        Vision 20/20: positron emission tomography in radiation therapy planning, delivery, and monitoring.
        Med Phys. 2015; 42: 7153
        • Parodi K.
        • Bortfeld T.
        • Haberer T.
        Comparison between in-beam and offline positron emission tomography imaging of proton and carbon ion therapeutic irradiation at synchrotron- and cyclotron-based facilities.
        Int J Radiat Oncol Biol Phys. 2008; 71: 945-956
        • Parodi K.
        • Enghardt W.
        Potential application of PET in quality assurance of proton therapy.
        Phys Med Biol. 2000; 45 (URL: N151
        • Pennazio F.
        • et al.
        Carbon ions beam therapy monitoring with the inside in-beam pet.
        Phys Med Biol. 2018; (URL:
        • Piersanti L.
        • et al.
        Measurement of charged particle yields from PMMA irradiated by a 220 MeV/u 12 C beam.
        Phys Med Biol. 2014; 59 (URL: 1857
        • Reinhart A.

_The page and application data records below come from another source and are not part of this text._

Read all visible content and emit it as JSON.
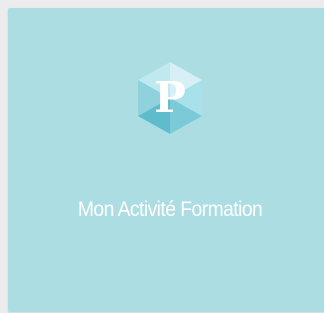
{
  "tile": {
    "title": "Mon Activité Formation",
    "background_color": "#acdde3",
    "text_color": "#ffffff"
  },
  "logo": {
    "icon": "hexagon-p-logo-icon",
    "letter": "P",
    "colors": {
      "hex_light": "#d6f0f5",
      "hex_mid": "#8fd2dd",
      "hex_dark": "#5ebccc",
      "letter": "#ffffff"
    }
  }
}
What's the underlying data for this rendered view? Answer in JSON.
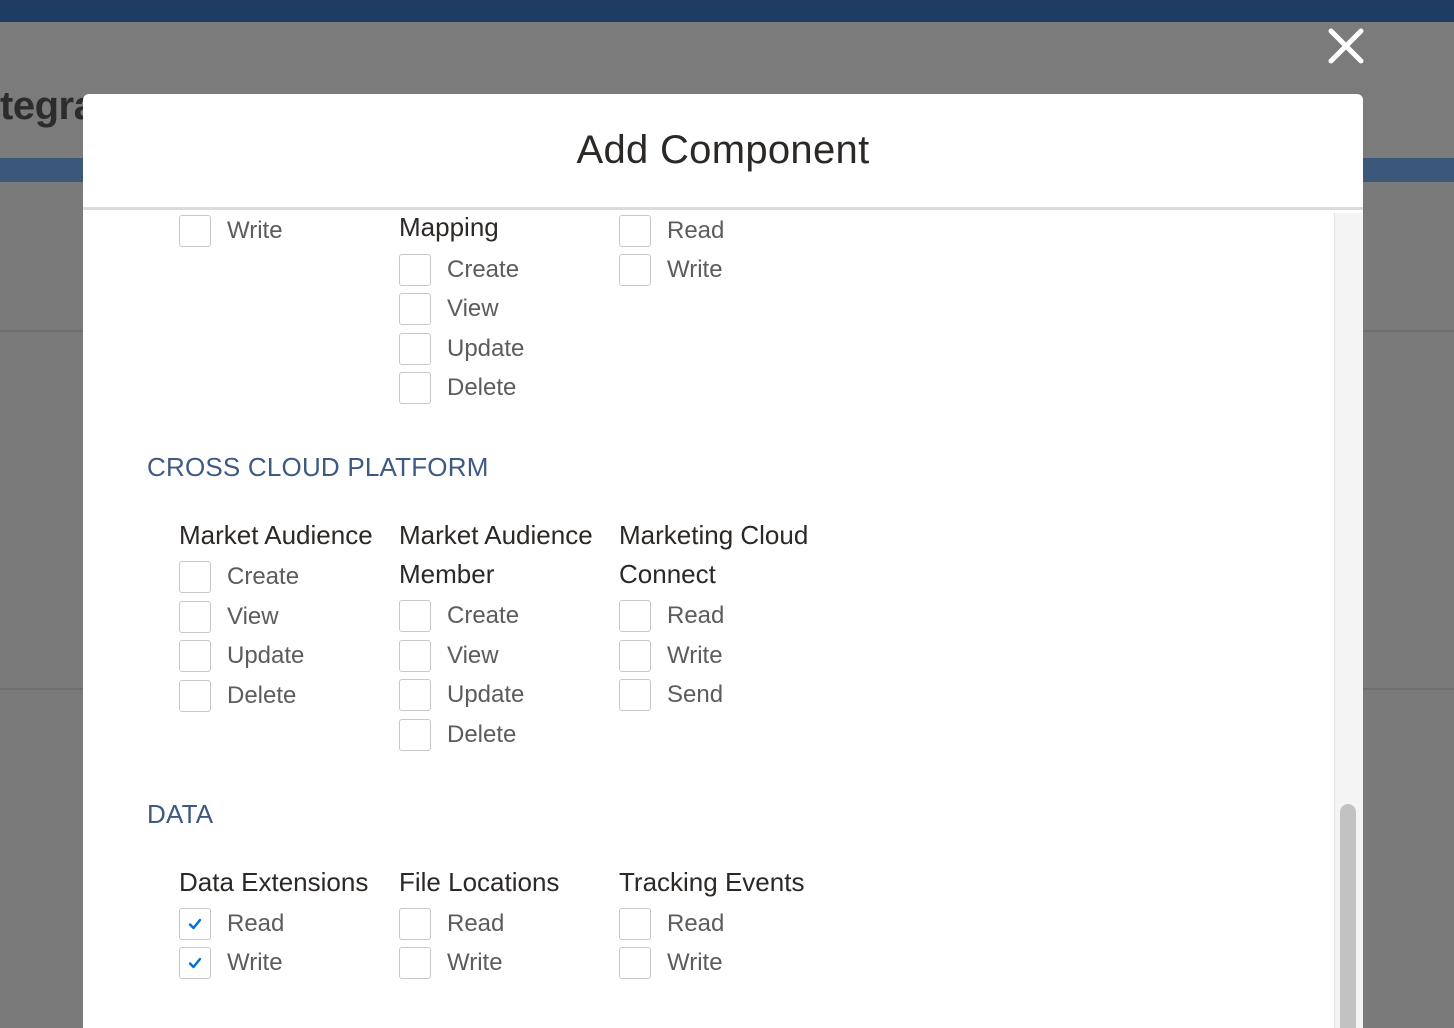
{
  "background": {
    "page_title_fragment": "tegra"
  },
  "modal": {
    "title": "Add Component",
    "close_icon": "close-icon"
  },
  "top_partial": {
    "col1": {
      "items": [
        {
          "label": "Write",
          "checked": false
        }
      ]
    },
    "col2": {
      "title_tail": "Mapping",
      "items": [
        {
          "label": "Create",
          "checked": false
        },
        {
          "label": "View",
          "checked": false
        },
        {
          "label": "Update",
          "checked": false
        },
        {
          "label": "Delete",
          "checked": false
        }
      ]
    },
    "col3": {
      "items": [
        {
          "label": "Read",
          "checked": false
        },
        {
          "label": "Write",
          "checked": false
        }
      ]
    }
  },
  "sections": [
    {
      "heading": "CROSS CLOUD PLATFORM",
      "groups": [
        {
          "title": "Market Audience",
          "items": [
            {
              "label": "Create",
              "checked": false
            },
            {
              "label": "View",
              "checked": false
            },
            {
              "label": "Update",
              "checked": false
            },
            {
              "label": "Delete",
              "checked": false
            }
          ]
        },
        {
          "title": "Market Audience Member",
          "items": [
            {
              "label": "Create",
              "checked": false
            },
            {
              "label": "View",
              "checked": false
            },
            {
              "label": "Update",
              "checked": false
            },
            {
              "label": "Delete",
              "checked": false
            }
          ]
        },
        {
          "title": "Marketing Cloud Connect",
          "items": [
            {
              "label": "Read",
              "checked": false
            },
            {
              "label": "Write",
              "checked": false
            },
            {
              "label": "Send",
              "checked": false
            }
          ]
        }
      ]
    },
    {
      "heading": "DATA",
      "groups": [
        {
          "title": "Data Extensions",
          "items": [
            {
              "label": "Read",
              "checked": true
            },
            {
              "label": "Write",
              "checked": true
            }
          ]
        },
        {
          "title": "File Locations",
          "items": [
            {
              "label": "Read",
              "checked": false
            },
            {
              "label": "Write",
              "checked": false
            }
          ]
        },
        {
          "title": "Tracking Events",
          "items": [
            {
              "label": "Read",
              "checked": false
            },
            {
              "label": "Write",
              "checked": false
            }
          ]
        }
      ]
    }
  ],
  "colors": {
    "heading": "#3e5a83",
    "check": "#0070d2",
    "checkbox_border": "#c9c7c5"
  }
}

        • et al.
        Three dimensional reconstruction of therapeutic carbon ion beams in phantoms using single secondary ion tracks.
        Phys Med Biol. 2017; 62: 4884-4896
        • Richter C.
        • et al.
        First clinical application of a prompt gamma based in vivo proton range verification system.
        Radiother Oncol. 2016; 118 (URL: 232-237
        • Rucinski A.
        • et al.
        Secondary radiation measurements for particle therapy applications: charged particles produced by 4 he and 12 c ion beams in a pmma target at large angle.
        Phys Med Biol. 2018; 63 (URL: 055018
        • Salvador S.
        • Colin J.
        • Cussol D.
        • Divay C.
        • Fontbonne J.M.
        • Labalme M.
        Cross section measurements for production of positron emitters for pet imaging in carbon therapy.
        Phys Rev C. 2017; 95 (URL:
        • Seravalli E.
        • Robert C.
        • Bauer J.
        • Stichelbaut F.
        • Kurz C.
        • Smeets J.
        • Ty C.V.N.
        • Schaart D.R.
        • Buvat I.
        • Parodi K.
        • Verhaegen F.
        Monte carlo calculations of positron emitter yields in proton radiotherapy.
        Phys Med Biol. 2012; 57: 1659-1673
        • Sokol O.
        • et al.
        Oxygen beams for therapy: advanced biological treatment planning and experimental verification.
        Phys Med Biol. 2017; 62 (URL: 7798
        • Sportelli G.
        • et al.
        First full-beam PET acquisitions in proton therapy with a modular dual-head dedicated system.
        Phys Med Biol. 2014; 59 (URL: 43
        • Tommasino F.
        • Durante M.
        Proton Radiobiol Cancers (Basel). 2015; 7: 353-381
        • Tommasino F.
        • Scifoni E.
        • Durante M.
        New ions for therapy.
        Int J Particle Ther. 2015; 2: 428-438
        • Traini G.
        • et al.
        Design of a new tracking device for on-line beam range monitor in carbon therapy.
        Physica Med. 2017; 34: 18-27
        • Verburg J.
        • et al.
        Su-f-601-2: clinical translation of prompt gamma-ray spectroscopy for in vivo proton range verification.
        Med Phys (Scientific Abstracts and Sessions). 2017; 44: 2721-3318
        • Xie Y.
        • et al.
        Prompt gamma imaging for in vivo range verification of pencil beam scanning proton therapy.
        Int J Radiat Oncol Biol Phys. 2017; 99: 210-218